Pelosi’s admirers can argue that she has had a more successful run as speaker than any of them. Although she wasn’t able to defund George W. Bush’s Iraq surge in 2007, she held her Democrats together and led them to gains in 2008.
In 2009, Pelosi’s House passed the $787 billion stimulus package in record time. Then it quickly passed a budget that sharply boosted domestic spending. In June 2009, it passed a cap-and-trade bill to address alleged global warming.
On health care, Pelosi was not daunted by Scott Brown’s victory in the January 2010 Massachusetts Senate race.
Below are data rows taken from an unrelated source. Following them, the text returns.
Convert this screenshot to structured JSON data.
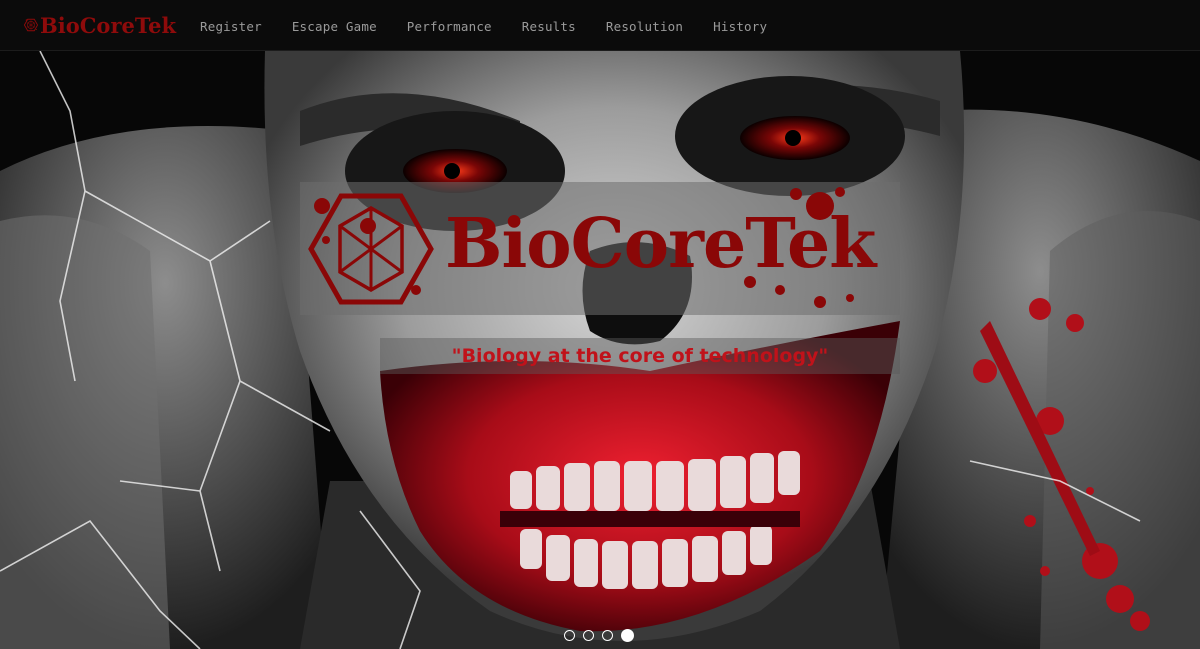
{
  "brand": {
    "name": "BioCoreTek",
    "logo_icon": "hexagon-cube-logo-icon",
    "color": "#8e0b0b"
  },
  "nav": {
    "items": [
      {
        "label": "Register"
      },
      {
        "label": "Escape Game"
      },
      {
        "label": "Performance"
      },
      {
        "label": "Results"
      },
      {
        "label": "Resolution"
      },
      {
        "label": "History"
      }
    ]
  },
  "hero": {
    "title": "BioCoreTek",
    "tagline": "\"Biology at the core of technology\"",
    "accent_color": "#8a0707",
    "tagline_color": "#c0121a",
    "carousel": {
      "slide_count": 4,
      "active_slide": 4
    }
  }
}
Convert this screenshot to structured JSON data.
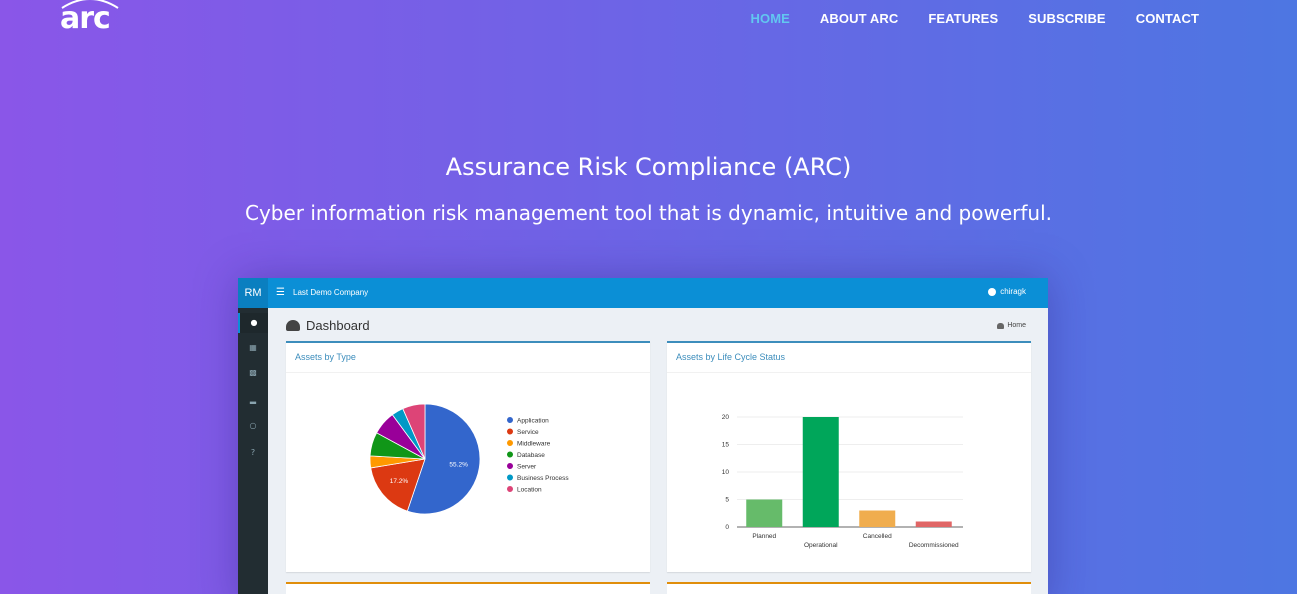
{
  "site": {
    "logo": "arc",
    "nav": [
      {
        "label": "HOME",
        "active": true
      },
      {
        "label": "ABOUT ARC",
        "active": false
      },
      {
        "label": "FEATURES",
        "active": false
      },
      {
        "label": "SUBSCRIBE",
        "active": false
      },
      {
        "label": "CONTACT",
        "active": false
      }
    ],
    "accent_color": "#62c7f0"
  },
  "hero": {
    "title": "Assurance Risk Compliance (ARC)",
    "subtitle": "Cyber information risk management tool that is dynamic, intuitive and powerful."
  },
  "app": {
    "brand": "RM",
    "company": "Last Demo Company",
    "user": "chiragk",
    "dashboard_title": "Dashboard",
    "breadcrumb": "Home",
    "sidebar_icons": [
      "dashboard-icon",
      "building-icon",
      "briefcase-icon",
      "bar-chart-icon",
      "lock-icon",
      "help-icon"
    ],
    "header_color": "#0b8fd6",
    "sidebar_color": "#222d32"
  },
  "chart_data": [
    {
      "type": "pie",
      "title": "Assets by Type",
      "categories": [
        "Application",
        "Service",
        "Middleware",
        "Database",
        "Server",
        "Business Process",
        "Location"
      ],
      "values": [
        55.2,
        17.2,
        3.5,
        7.0,
        7.0,
        3.5,
        6.6
      ],
      "colors": [
        "#3366cc",
        "#dc3912",
        "#ff9900",
        "#109618",
        "#990099",
        "#0099c6",
        "#dd4477"
      ],
      "labels": [
        "55.2%",
        "17.2%"
      ],
      "legend": "right"
    },
    {
      "type": "bar",
      "title": "Assets by Life Cycle Status",
      "categories": [
        "Planned",
        "Operational",
        "Cancelled",
        "Decommissioned"
      ],
      "values": [
        5,
        20,
        3,
        1
      ],
      "colors": [
        "#66bb6a",
        "#00a65a",
        "#f0ad4e",
        "#e06666"
      ],
      "ylim": [
        0,
        20
      ],
      "yticks": [
        0,
        5,
        10,
        15,
        20
      ],
      "grid": true
    }
  ]
}
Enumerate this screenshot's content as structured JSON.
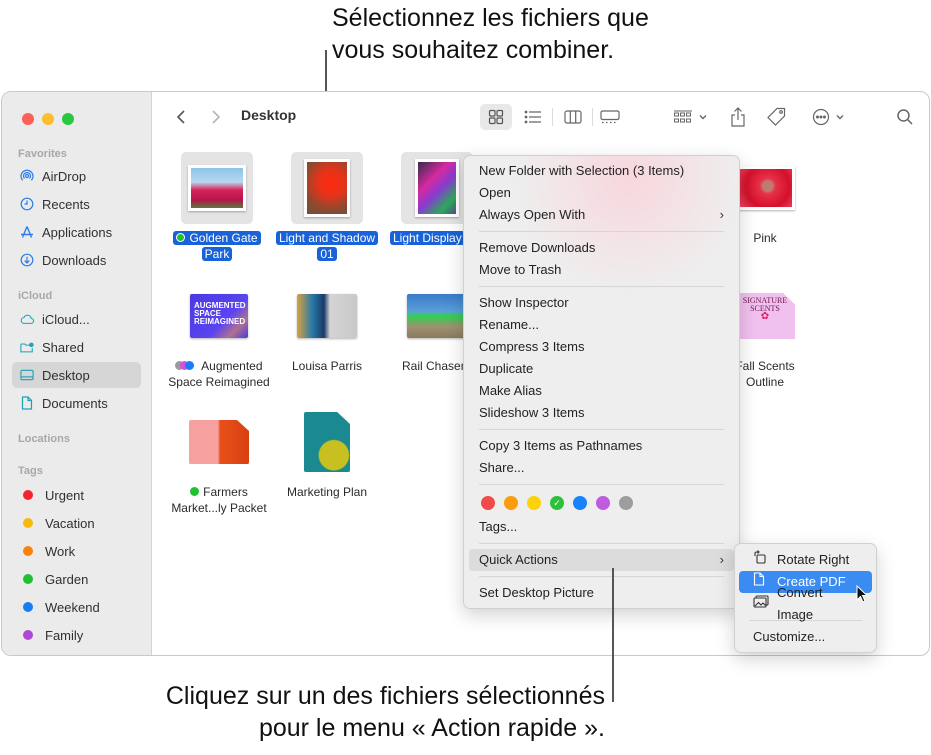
{
  "callouts": {
    "top_line1": "Sélectionnez les fichiers que",
    "top_line2": "vous souhaitez combiner.",
    "bottom_line1": "Cliquez sur un des fichiers sélectionnés",
    "bottom_line2": "pour le menu « Action rapide »."
  },
  "window": {
    "traffic_colors": {
      "close": "#fe5f57",
      "minimize": "#febc2e",
      "zoom": "#28c840"
    }
  },
  "sidebar": {
    "sections": {
      "favorites": "Favorites",
      "icloud": "iCloud",
      "locations": "Locations",
      "tags": "Tags"
    },
    "favorites": [
      {
        "label": "AirDrop",
        "icon": "airdrop-icon"
      },
      {
        "label": "Recents",
        "icon": "clock-icon"
      },
      {
        "label": "Applications",
        "icon": "applications-icon"
      },
      {
        "label": "Downloads",
        "icon": "download-icon"
      }
    ],
    "icloud": [
      {
        "label": "iCloud...",
        "icon": "cloud-icon"
      },
      {
        "label": "Shared",
        "icon": "shared-folder-icon"
      },
      {
        "label": "Desktop",
        "icon": "desktop-icon",
        "active": true
      },
      {
        "label": "Documents",
        "icon": "document-icon"
      }
    ],
    "tags": [
      {
        "label": "Urgent",
        "color": "#f5232d"
      },
      {
        "label": "Vacation",
        "color": "#f8b90e"
      },
      {
        "label": "Work",
        "color": "#f7820e"
      },
      {
        "label": "Garden",
        "color": "#1fc22e"
      },
      {
        "label": "Weekend",
        "color": "#1a7cf5"
      },
      {
        "label": "Family",
        "color": "#b048d6"
      }
    ]
  },
  "toolbar": {
    "title": "Desktop",
    "back_icon": "chevron-left-icon",
    "forward_icon": "chevron-right-icon",
    "view_modes": [
      "icon-view",
      "list-view",
      "column-view",
      "gallery-view"
    ],
    "active_view": "icon-view"
  },
  "files": [
    {
      "name_line1": "Golden Gate",
      "name_line2": "Park",
      "selected": true,
      "tag": "#1fc22e"
    },
    {
      "name_line1": "Light and Shadow",
      "name_line2": "01",
      "selected": true
    },
    {
      "name_line1": "Light Display",
      "name_line2": "",
      "selected": true
    },
    {
      "name_line1": "Pink",
      "name_line2": ""
    },
    {
      "name_line1": "Augmented",
      "name_line2": "Space Reimagined",
      "tags": [
        "#9a9a9a",
        "#d54fe0",
        "#1a7cf5"
      ]
    },
    {
      "name_line1": "Louisa Parris",
      "name_line2": ""
    },
    {
      "name_line1": "Rail Chaser",
      "name_line2": ""
    },
    {
      "name_line1": "Fall Scents",
      "name_line2": "Outline"
    },
    {
      "name_line1": "Farmers",
      "name_line2": "Market...ly Packet",
      "tag": "#1fc22e"
    },
    {
      "name_line1": "Marketing Plan",
      "name_line2": ""
    }
  ],
  "context_menu": {
    "groups": [
      [
        {
          "label": "New Folder with Selection (3 Items)"
        },
        {
          "label": "Open"
        },
        {
          "label": "Always Open With",
          "submenu": true
        }
      ],
      [
        {
          "label": "Remove Downloads"
        },
        {
          "label": "Move to Trash"
        }
      ],
      [
        {
          "label": "Show Inspector"
        },
        {
          "label": "Rename..."
        },
        {
          "label": "Compress 3 Items"
        },
        {
          "label": "Duplicate"
        },
        {
          "label": "Make Alias"
        },
        {
          "label": "Slideshow 3 Items"
        }
      ],
      [
        {
          "label": "Copy 3 Items as Pathnames"
        },
        {
          "label": "Share..."
        }
      ]
    ],
    "tag_colors": [
      "#f24a4a",
      "#fb9c0c",
      "#fdd20a",
      "#2dc13a",
      "#1a82fb",
      "#bf5bde",
      "#9d9d9f"
    ],
    "checked_tag_index": 3,
    "tags_label": "Tags...",
    "quick_actions_label": "Quick Actions",
    "set_desktop_label": "Set Desktop Picture"
  },
  "quick_actions_menu": {
    "items": [
      {
        "label": "Rotate Right",
        "icon": "rotate-right-icon"
      },
      {
        "label": "Create PDF",
        "icon": "pdf-document-icon",
        "active": true
      },
      {
        "label": "Convert Image",
        "icon": "convert-image-icon"
      }
    ],
    "customize_label": "Customize..."
  }
}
She pressed Barack Obama and other Democrats to go forward, and she squeezed out a bare majority in the House for the obviously flawed Senate bill in March.
Many observers, including me, thought she wouldn’t be able to get so many Democrats to walk the plank. We seem to have been right about the plank: No Democrats are running ads bragging about Obamacare, and several are running ads bragging about voting against it.
But we were wrong about Pelosi’s skill and determination. And whatever you or the majority of American voters thinks of Obamacare, Pelosi believes that it was a step forward for America — maybe one worth putting the Democratic majority at risk.
Still, Pelosi’s strategy can be questioned, particularly her decision — congenial to her gentry liberal base in San Francisco — to advance cap-and-trade before health care or extension of tax cuts on the non-rich.
She went to some trouble to do so, setting up a special committee in 2007 to bypass Energy and Commerce Chairman John Dingell on the issue and then acquiescing in (if not encouraging) the 2008 post-election ouster of Dingell by cap-and-trade backer Henry Waxman.
Pelosi has refused to act on immigration (a Hispanic, not gentry liberal, issue) and card check (a union issue) until the Senate does so. But she pushed cap-and-trade forward and pressed members from coal-dependent districts to cast tough votes for it — even though its prospects in the Senate depended on the legislative skills of Barbara Boxer and the willingness of some two dozen Democrats whose states would be hit by high energy costs to support it.
Pushing cap-and-trade in June 2009 meant putting off the health care vote until later. The scramble to pass health care in early 2010 meant putting off a vote on extending the Bush tax cuts on those under the dreaded $250,000 until summer, until September, when the wilting recovery had siphoned off the needed votes.
So you move to punt — er, adjourn. Enoch Powell understood.